What this task involves
All lines from the entries below that contain the string "text" should be copied out.

[App and web page records]
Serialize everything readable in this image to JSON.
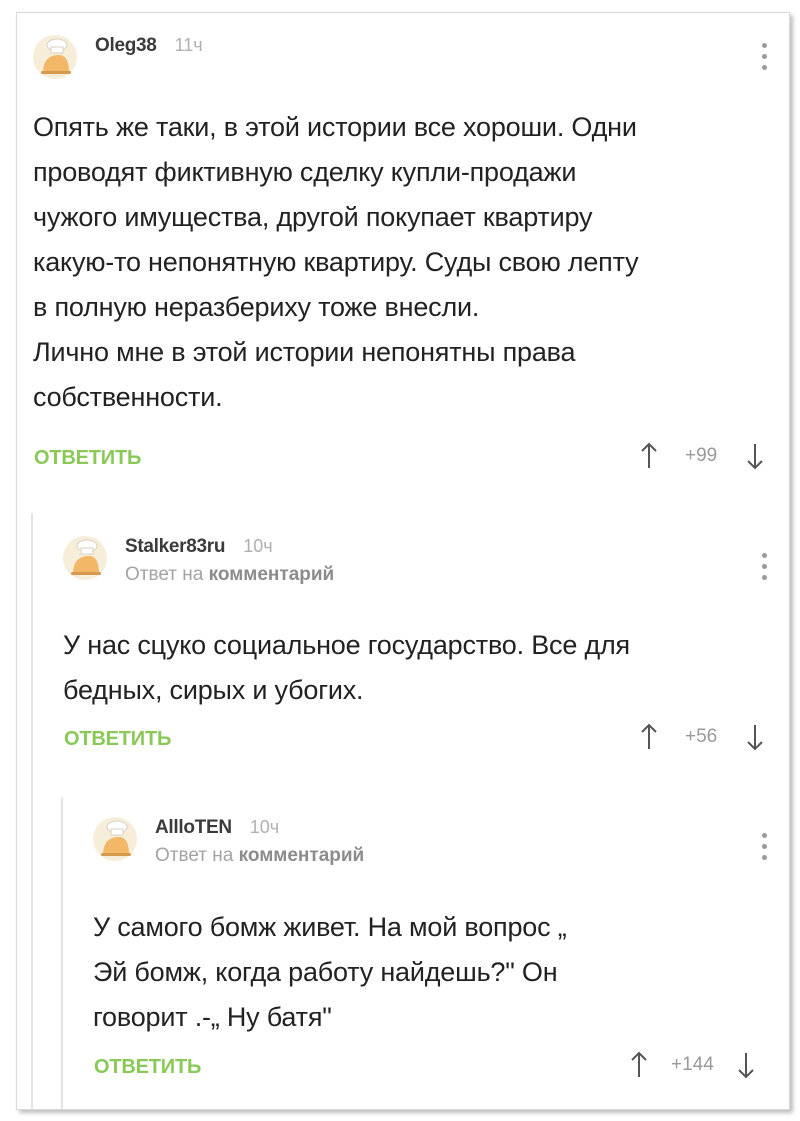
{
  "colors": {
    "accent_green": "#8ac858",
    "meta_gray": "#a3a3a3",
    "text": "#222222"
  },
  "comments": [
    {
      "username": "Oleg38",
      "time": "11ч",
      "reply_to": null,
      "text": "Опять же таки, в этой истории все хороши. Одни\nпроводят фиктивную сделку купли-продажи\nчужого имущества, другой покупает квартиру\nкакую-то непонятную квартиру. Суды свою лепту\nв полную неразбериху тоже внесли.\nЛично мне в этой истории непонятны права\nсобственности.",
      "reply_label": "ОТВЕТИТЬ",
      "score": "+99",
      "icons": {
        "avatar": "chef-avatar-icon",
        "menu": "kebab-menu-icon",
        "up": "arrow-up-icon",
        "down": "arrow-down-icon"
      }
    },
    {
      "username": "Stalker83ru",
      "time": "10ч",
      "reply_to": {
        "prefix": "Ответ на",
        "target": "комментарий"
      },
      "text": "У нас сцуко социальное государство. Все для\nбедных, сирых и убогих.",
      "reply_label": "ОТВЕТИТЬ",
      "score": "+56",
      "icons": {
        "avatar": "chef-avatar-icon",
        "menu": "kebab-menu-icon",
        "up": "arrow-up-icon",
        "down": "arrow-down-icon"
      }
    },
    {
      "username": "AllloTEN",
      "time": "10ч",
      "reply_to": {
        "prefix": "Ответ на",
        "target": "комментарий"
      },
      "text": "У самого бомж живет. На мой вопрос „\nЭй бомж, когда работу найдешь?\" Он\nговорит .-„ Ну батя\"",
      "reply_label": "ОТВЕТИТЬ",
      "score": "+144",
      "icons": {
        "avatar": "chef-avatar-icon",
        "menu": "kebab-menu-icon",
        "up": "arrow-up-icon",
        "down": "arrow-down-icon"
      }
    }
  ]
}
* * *
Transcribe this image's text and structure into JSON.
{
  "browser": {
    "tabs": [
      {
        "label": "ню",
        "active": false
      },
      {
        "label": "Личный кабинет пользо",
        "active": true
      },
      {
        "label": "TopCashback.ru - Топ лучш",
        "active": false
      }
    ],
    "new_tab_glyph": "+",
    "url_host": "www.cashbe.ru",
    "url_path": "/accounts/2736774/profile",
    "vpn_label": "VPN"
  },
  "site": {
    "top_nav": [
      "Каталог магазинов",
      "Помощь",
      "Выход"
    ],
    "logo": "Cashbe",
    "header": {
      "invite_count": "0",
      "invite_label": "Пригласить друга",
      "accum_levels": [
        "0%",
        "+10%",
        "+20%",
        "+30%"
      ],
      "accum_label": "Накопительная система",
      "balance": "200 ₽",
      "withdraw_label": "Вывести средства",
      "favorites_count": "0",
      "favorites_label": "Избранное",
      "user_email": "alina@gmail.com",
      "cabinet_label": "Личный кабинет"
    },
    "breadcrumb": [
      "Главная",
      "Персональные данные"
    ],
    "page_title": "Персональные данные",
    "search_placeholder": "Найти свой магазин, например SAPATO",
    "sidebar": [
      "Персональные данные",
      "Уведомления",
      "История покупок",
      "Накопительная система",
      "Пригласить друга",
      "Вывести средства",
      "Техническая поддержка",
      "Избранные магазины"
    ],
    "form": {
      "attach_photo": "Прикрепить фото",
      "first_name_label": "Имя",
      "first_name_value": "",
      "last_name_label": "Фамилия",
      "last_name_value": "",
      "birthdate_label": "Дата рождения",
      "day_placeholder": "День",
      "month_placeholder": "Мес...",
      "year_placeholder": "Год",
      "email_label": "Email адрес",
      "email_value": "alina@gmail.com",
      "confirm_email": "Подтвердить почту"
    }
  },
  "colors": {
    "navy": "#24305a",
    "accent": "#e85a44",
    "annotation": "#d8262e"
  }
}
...
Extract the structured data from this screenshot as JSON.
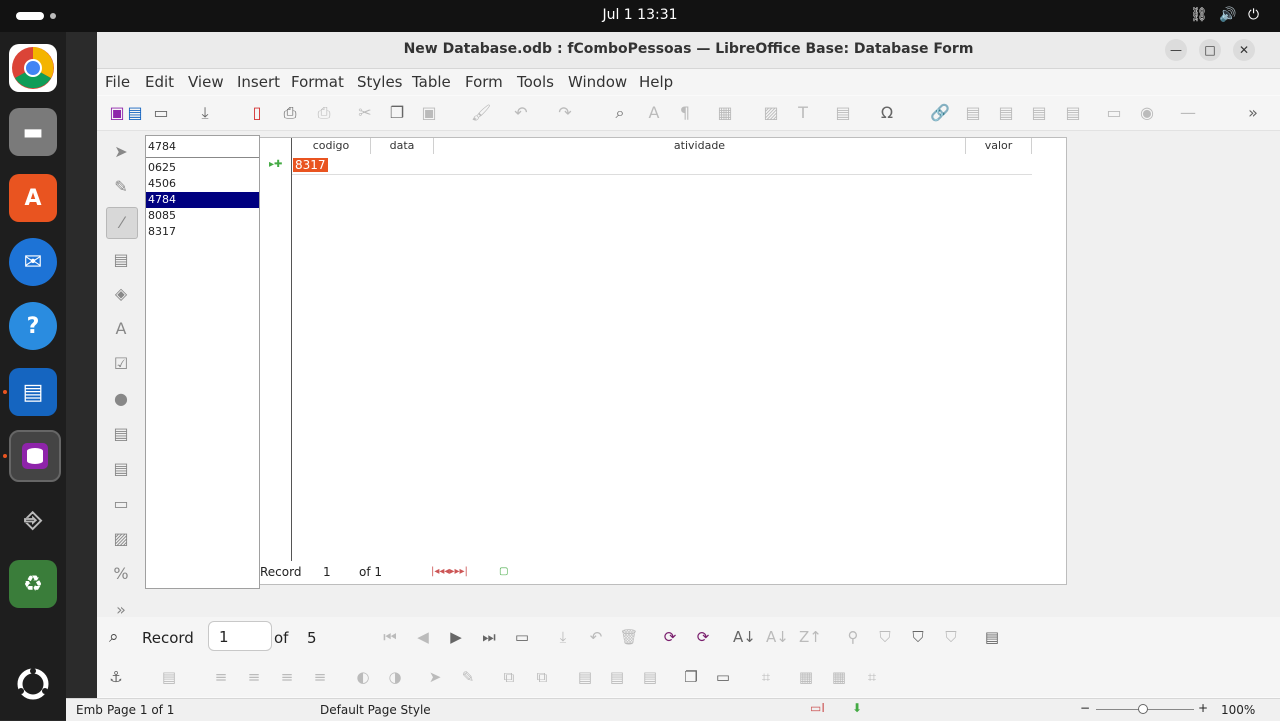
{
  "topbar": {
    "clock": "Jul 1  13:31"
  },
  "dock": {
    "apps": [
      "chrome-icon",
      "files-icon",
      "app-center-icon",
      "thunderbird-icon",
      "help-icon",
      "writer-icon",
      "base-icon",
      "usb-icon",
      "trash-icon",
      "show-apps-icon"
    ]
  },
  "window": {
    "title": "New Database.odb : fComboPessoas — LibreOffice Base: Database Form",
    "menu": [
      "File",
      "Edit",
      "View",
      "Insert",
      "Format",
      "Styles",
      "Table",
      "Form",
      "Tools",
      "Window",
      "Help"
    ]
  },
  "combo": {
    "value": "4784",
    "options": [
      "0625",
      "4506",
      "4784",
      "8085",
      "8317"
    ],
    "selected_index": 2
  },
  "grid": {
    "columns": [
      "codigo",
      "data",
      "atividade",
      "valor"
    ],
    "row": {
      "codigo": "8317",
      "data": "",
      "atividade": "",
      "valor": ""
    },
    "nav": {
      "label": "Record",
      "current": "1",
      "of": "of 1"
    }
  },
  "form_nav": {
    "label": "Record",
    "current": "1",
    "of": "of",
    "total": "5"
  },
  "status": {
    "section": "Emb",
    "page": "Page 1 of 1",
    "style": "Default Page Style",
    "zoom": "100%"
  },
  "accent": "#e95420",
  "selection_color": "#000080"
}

Solution below
    "text": "#222222"
      "text": "Опять же таки, в этой истории все хороши. Одни\nпроводят фиктивную сделку купли-продажи\nчужого имущества, другой покупает квартиру\nкакую-то непонятную квартиру. Суды свою лепту\nв полную неразбериху тоже внесли.\nЛично мне в этой истории непонятны права\nсобственности.",
      "text": "У нас сцуко социальное государство. Все для\nбедных, сирых и убогих.",
      "text": "У самого бомж живет. На мой вопрос „\nЭй бомж, когда работу найдешь?\" Он\nговорит .-„ Ну батя\"",
Transcribe this image's text and structure into JSON.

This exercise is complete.